## Activity
What lines of the listing include the string "JSON"? Show them all.

## Materials provided

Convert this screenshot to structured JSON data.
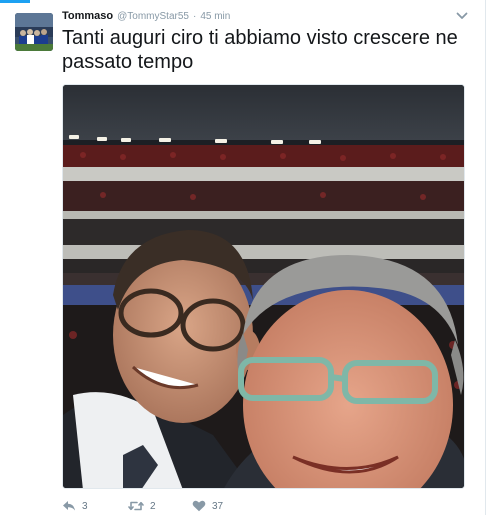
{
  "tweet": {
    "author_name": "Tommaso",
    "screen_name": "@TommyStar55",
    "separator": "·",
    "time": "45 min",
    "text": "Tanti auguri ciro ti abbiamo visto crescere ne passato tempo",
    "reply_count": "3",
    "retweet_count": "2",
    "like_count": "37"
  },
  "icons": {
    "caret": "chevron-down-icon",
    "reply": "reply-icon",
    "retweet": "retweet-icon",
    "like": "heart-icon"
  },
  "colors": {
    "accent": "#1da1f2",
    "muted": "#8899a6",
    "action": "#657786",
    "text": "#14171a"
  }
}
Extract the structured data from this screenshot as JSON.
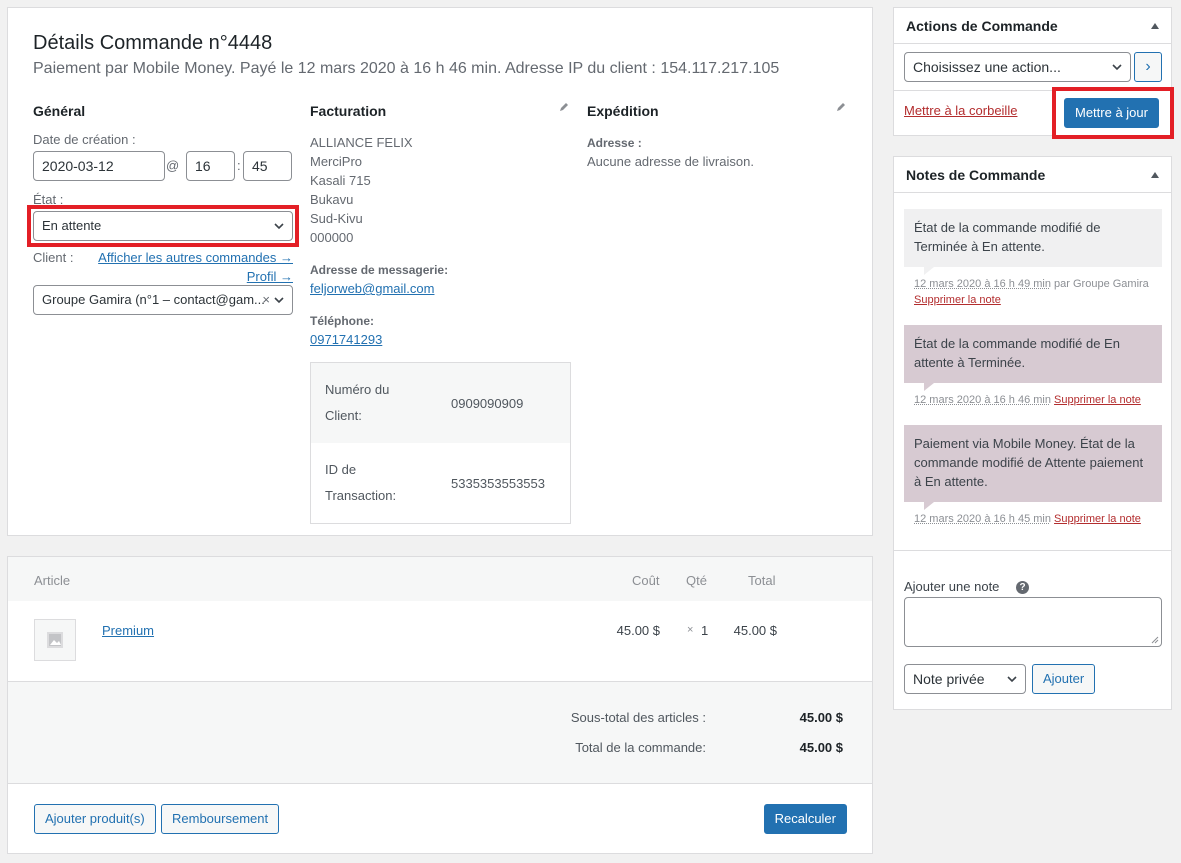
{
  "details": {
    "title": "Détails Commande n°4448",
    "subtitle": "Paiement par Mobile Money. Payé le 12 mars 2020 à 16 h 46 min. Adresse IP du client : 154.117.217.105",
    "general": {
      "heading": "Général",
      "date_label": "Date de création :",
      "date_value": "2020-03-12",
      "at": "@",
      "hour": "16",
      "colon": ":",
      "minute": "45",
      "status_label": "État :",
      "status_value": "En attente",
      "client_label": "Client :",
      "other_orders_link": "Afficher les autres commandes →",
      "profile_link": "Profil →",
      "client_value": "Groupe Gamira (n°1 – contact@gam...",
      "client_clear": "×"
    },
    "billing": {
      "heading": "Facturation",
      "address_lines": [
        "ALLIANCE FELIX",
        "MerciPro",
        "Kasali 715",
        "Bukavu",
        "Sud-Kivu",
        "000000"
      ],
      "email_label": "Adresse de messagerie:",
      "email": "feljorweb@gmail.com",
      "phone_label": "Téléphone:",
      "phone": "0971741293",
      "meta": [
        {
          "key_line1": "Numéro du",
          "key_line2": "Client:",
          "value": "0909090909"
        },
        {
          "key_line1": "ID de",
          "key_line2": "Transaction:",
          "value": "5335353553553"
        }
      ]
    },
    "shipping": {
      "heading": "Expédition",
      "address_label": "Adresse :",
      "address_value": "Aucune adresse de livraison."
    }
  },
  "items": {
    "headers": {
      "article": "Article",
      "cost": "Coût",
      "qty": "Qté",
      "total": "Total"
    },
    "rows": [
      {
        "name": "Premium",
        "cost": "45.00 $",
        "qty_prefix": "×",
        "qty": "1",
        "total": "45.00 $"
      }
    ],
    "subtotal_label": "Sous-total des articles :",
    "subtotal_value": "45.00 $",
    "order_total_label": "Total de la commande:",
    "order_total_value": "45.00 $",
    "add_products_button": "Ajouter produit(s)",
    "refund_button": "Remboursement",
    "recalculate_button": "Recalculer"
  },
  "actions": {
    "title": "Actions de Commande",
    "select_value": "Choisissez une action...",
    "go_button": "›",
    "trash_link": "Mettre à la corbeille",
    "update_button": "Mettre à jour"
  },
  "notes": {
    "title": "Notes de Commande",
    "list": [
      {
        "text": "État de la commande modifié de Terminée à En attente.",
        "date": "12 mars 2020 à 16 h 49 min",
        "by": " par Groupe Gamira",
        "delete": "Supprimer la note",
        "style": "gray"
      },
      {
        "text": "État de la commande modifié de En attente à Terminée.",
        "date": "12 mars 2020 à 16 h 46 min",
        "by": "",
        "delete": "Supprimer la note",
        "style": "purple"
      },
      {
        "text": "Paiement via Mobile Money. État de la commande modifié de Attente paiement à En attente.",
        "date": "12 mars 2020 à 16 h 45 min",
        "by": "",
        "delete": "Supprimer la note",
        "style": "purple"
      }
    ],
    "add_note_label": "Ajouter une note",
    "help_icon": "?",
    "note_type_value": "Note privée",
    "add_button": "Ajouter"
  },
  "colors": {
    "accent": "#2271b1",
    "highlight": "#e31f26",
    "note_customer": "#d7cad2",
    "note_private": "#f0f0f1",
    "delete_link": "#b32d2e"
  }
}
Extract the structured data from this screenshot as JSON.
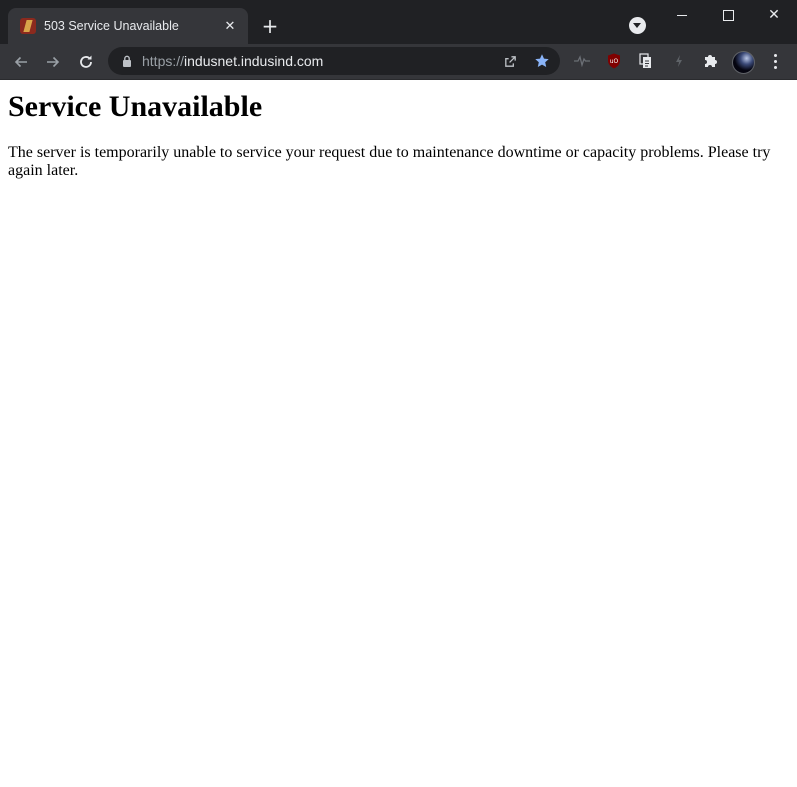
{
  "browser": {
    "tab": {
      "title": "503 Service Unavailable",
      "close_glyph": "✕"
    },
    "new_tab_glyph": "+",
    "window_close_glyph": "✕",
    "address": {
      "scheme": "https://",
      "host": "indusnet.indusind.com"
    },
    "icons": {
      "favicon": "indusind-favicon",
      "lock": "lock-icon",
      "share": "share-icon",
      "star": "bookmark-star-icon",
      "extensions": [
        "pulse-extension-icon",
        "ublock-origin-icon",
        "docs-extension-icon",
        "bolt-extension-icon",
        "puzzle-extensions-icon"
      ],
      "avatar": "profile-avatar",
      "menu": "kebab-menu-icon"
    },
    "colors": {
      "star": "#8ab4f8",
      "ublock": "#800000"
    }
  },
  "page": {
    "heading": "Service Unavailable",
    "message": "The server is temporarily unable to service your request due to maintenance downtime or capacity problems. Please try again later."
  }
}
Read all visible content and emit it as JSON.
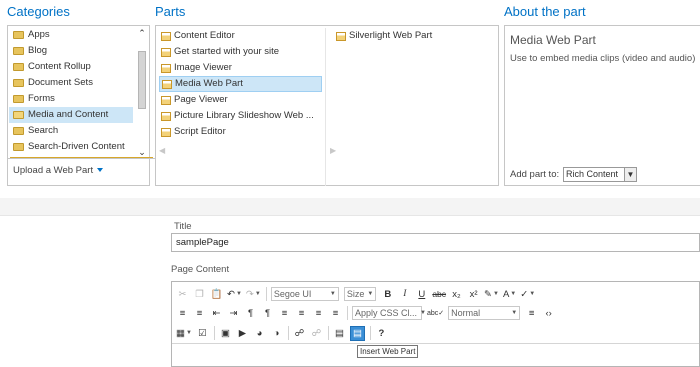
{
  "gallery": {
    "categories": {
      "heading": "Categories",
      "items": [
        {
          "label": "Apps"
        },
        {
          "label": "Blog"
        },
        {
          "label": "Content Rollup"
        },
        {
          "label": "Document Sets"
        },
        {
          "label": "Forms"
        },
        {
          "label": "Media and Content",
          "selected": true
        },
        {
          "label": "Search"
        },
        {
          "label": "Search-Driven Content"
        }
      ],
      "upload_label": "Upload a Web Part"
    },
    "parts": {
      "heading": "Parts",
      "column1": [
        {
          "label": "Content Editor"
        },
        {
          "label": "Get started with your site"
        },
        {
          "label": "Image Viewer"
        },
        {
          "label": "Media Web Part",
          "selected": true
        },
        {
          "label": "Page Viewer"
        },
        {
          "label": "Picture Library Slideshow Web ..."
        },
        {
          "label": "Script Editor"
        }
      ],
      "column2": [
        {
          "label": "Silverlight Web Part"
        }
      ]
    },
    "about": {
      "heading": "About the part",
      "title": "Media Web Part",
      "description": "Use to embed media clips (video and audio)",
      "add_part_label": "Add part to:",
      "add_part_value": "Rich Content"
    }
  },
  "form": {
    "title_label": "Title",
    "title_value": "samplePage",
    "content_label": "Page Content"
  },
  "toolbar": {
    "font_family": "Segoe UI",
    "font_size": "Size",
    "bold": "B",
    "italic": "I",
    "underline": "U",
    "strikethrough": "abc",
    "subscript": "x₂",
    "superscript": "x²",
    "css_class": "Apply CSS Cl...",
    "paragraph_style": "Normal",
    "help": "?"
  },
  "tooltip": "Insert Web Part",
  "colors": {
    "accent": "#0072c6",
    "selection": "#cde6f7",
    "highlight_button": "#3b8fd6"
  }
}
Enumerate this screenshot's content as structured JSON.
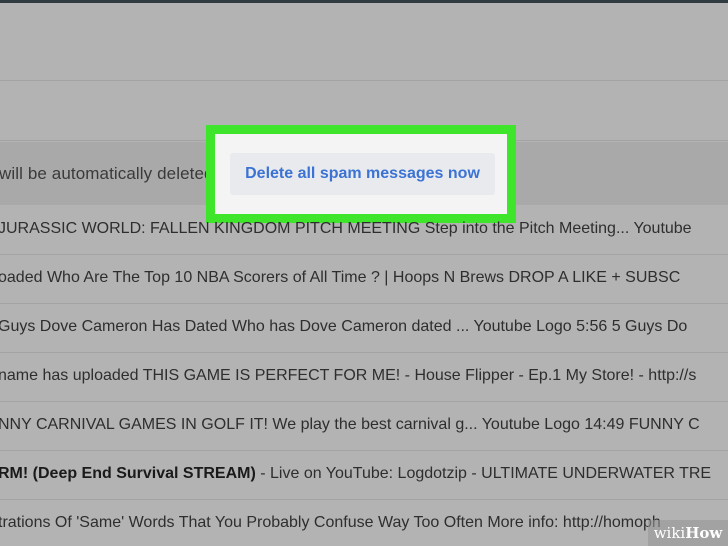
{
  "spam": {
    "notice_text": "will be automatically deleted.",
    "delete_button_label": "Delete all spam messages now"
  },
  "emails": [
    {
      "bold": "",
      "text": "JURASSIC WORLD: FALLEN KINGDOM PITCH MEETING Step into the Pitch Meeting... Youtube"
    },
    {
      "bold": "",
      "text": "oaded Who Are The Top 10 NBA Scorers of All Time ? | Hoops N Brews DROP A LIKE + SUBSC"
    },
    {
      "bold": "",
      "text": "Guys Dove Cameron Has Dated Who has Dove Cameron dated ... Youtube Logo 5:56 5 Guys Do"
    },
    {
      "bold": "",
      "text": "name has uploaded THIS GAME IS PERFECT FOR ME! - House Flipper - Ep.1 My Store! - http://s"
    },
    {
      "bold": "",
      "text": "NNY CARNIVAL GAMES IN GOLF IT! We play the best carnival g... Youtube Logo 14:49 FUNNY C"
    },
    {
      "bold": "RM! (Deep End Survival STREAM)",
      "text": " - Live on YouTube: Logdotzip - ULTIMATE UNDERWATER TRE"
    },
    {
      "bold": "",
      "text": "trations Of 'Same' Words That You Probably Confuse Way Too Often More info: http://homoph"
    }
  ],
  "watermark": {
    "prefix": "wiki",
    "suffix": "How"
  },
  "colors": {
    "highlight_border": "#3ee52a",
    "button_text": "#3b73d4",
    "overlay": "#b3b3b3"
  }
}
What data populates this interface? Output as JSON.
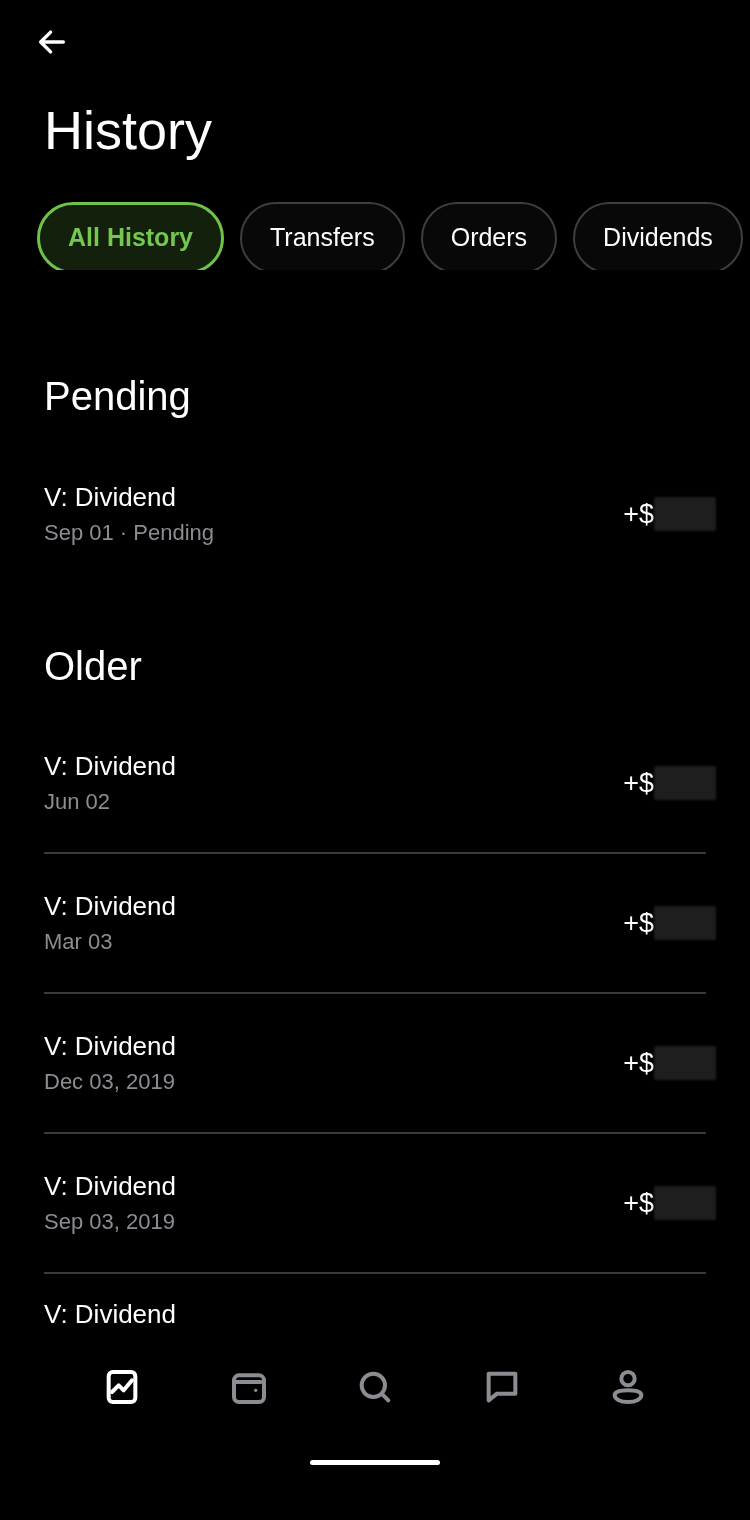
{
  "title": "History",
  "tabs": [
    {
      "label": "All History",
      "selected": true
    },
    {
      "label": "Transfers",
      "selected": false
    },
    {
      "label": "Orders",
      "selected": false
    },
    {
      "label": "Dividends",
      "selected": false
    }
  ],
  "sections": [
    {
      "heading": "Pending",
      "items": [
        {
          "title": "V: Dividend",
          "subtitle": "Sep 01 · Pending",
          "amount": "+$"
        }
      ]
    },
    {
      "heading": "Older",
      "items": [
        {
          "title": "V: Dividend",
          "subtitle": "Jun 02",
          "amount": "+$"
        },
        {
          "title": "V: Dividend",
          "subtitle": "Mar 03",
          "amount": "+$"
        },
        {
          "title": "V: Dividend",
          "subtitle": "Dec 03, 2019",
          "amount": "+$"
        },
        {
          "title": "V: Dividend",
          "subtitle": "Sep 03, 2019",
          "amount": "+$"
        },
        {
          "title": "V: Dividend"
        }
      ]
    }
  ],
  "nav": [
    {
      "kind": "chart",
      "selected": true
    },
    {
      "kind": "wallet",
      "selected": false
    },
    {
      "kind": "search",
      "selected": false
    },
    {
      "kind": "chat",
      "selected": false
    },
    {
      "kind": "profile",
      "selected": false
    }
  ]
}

## Answer to the exercise
Convert this screenshot to structured JSON data.
Extract the structured data from this screenshot as JSON.
Extract the structured data from this screenshot as JSON.
Read all visible content and emit it as JSON.
Enumerate this screenshot's content as structured JSON.
What data populates this interface? Output as JSON.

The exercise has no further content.